This is just as much a tribute to a man as it is a work of art. Lazarus was David Bowie’s final project before passing away in 2016. It’s technically a jukebox musical based on the works of Bowie, but he’s a transcendent figure whose songs permeated time and space, so it’s definitely more than that. The musical is inspired by the book The Man Who Fell to Earth, centering around Thomas Newton, a lost soul on Earth who may find salvation with a kindred spirit. It’s had a few limited performances, and there are more in the works.
From the fan-made musical to the fan-grown musical, Be More Chill is a theater success story that can only come from the internet. Based on the 2004 young adult novel of the same name, Be More Chill debuted in 2015 in New Jersey to little fanfare. However, by 2017 it had become a sensation on Tumblr and Spotify, leading to an off-Broadway revival that’s now actually heading to Broadway. All because a bunch of kids liked it online.

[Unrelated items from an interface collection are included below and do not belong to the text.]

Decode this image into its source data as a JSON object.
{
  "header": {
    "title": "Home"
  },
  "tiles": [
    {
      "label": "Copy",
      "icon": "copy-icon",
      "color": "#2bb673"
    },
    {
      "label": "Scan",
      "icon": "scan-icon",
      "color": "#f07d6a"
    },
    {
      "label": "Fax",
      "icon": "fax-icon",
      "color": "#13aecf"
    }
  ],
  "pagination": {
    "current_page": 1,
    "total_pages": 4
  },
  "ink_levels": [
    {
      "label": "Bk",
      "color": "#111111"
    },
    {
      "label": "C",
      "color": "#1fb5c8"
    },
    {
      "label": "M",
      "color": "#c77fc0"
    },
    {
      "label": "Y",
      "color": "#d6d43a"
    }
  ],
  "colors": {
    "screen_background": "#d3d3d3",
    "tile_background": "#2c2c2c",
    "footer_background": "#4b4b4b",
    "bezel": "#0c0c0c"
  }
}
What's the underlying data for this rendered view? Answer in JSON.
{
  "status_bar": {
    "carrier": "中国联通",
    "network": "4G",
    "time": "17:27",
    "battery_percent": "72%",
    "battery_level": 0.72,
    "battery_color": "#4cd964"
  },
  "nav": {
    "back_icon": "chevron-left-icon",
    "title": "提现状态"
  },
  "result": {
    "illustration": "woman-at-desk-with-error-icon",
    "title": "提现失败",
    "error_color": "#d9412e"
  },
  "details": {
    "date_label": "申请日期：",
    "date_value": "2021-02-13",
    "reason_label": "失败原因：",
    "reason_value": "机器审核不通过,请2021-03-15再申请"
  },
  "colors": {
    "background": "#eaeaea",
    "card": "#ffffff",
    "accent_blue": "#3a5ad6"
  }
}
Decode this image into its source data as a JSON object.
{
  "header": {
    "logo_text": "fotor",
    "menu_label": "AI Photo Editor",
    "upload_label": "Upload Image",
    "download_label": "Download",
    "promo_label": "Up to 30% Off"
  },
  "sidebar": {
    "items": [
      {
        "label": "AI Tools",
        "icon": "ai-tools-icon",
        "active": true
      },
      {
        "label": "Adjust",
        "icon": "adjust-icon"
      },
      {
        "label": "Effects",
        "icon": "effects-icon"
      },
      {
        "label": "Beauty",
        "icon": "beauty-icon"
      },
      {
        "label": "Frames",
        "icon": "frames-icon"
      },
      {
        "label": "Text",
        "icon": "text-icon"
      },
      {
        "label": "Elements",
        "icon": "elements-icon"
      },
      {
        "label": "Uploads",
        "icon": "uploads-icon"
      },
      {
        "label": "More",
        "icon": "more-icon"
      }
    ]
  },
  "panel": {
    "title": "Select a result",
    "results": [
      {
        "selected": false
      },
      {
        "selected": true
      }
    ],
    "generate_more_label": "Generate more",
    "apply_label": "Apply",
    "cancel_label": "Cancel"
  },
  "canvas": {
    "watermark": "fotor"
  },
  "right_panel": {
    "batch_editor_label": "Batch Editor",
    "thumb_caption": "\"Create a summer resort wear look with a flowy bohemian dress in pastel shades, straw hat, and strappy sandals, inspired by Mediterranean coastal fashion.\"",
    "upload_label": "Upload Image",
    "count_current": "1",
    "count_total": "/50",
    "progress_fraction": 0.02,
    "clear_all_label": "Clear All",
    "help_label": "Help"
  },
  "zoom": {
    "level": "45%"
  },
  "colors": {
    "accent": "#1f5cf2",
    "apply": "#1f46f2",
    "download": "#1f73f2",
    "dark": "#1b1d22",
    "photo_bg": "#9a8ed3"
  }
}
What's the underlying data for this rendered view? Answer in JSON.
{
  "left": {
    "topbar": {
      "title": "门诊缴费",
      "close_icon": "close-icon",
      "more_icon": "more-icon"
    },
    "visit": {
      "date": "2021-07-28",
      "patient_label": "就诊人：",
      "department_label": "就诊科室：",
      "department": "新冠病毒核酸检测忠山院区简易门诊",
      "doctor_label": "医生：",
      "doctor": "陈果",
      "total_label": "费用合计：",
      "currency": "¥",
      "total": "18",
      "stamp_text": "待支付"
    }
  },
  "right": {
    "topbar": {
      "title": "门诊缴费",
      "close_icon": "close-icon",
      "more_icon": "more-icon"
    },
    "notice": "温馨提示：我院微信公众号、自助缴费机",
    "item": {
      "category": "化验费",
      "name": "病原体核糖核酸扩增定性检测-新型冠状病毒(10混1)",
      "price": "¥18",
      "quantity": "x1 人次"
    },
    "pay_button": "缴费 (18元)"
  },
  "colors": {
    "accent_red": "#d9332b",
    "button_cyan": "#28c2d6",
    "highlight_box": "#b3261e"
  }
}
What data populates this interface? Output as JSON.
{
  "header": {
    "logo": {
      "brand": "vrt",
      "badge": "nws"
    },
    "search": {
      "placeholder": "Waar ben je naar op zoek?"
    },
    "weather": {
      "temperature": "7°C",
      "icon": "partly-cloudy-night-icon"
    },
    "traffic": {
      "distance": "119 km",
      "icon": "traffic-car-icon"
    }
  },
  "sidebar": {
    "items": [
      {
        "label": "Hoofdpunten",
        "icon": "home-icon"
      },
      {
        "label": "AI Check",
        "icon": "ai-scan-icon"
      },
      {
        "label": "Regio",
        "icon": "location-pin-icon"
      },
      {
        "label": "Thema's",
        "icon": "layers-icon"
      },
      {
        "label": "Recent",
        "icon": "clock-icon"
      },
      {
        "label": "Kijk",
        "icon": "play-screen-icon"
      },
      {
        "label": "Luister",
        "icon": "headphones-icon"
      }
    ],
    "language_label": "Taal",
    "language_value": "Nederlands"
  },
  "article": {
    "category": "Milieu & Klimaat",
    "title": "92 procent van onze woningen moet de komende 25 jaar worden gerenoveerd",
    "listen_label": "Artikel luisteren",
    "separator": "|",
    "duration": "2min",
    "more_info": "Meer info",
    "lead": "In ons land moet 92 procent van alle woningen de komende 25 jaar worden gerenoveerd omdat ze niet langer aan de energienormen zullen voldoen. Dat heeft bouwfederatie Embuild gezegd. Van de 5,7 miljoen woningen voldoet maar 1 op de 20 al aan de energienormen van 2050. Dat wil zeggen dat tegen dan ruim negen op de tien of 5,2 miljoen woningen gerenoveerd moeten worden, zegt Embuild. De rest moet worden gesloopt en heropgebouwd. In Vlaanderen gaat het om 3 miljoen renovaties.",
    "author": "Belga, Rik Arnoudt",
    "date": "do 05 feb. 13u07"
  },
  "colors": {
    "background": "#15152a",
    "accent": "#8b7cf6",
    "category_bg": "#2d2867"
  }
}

Be More Chill tells the story of a teenager named Jeremy who swallows a pill called Squip, containing a supercomputer telling him how to be cool. It works, but it not only makes him lose sight of the people he loves, it also encourages him to feel shitty about who he really is. The musical works because teenagers have fallen in love with the story and its message, creating an intense fan community with art, cosplay, and tributes. They’re even encouraged to share their own Squips, or destructive internal monologues that make them feel less confident about themselves.
It’s hard to say what kind of legacy Be More Chill will have in the future—the story is straightforward and the music is pretty good, but none of it is particularly game-changing. That is, of course, if you’re not a teenager. This is a show that isn’t for me, and that’s okay. Frankly, I’m happy a non-Hamilton Tumblr-friendly musical exists. It’s introduced a new audience to musical theater in a way they can identify with, using science fiction to tell an interesting and connective human story. So, in my mind, that’s a win all around. Be More Chill opens on Broadway in February 2019.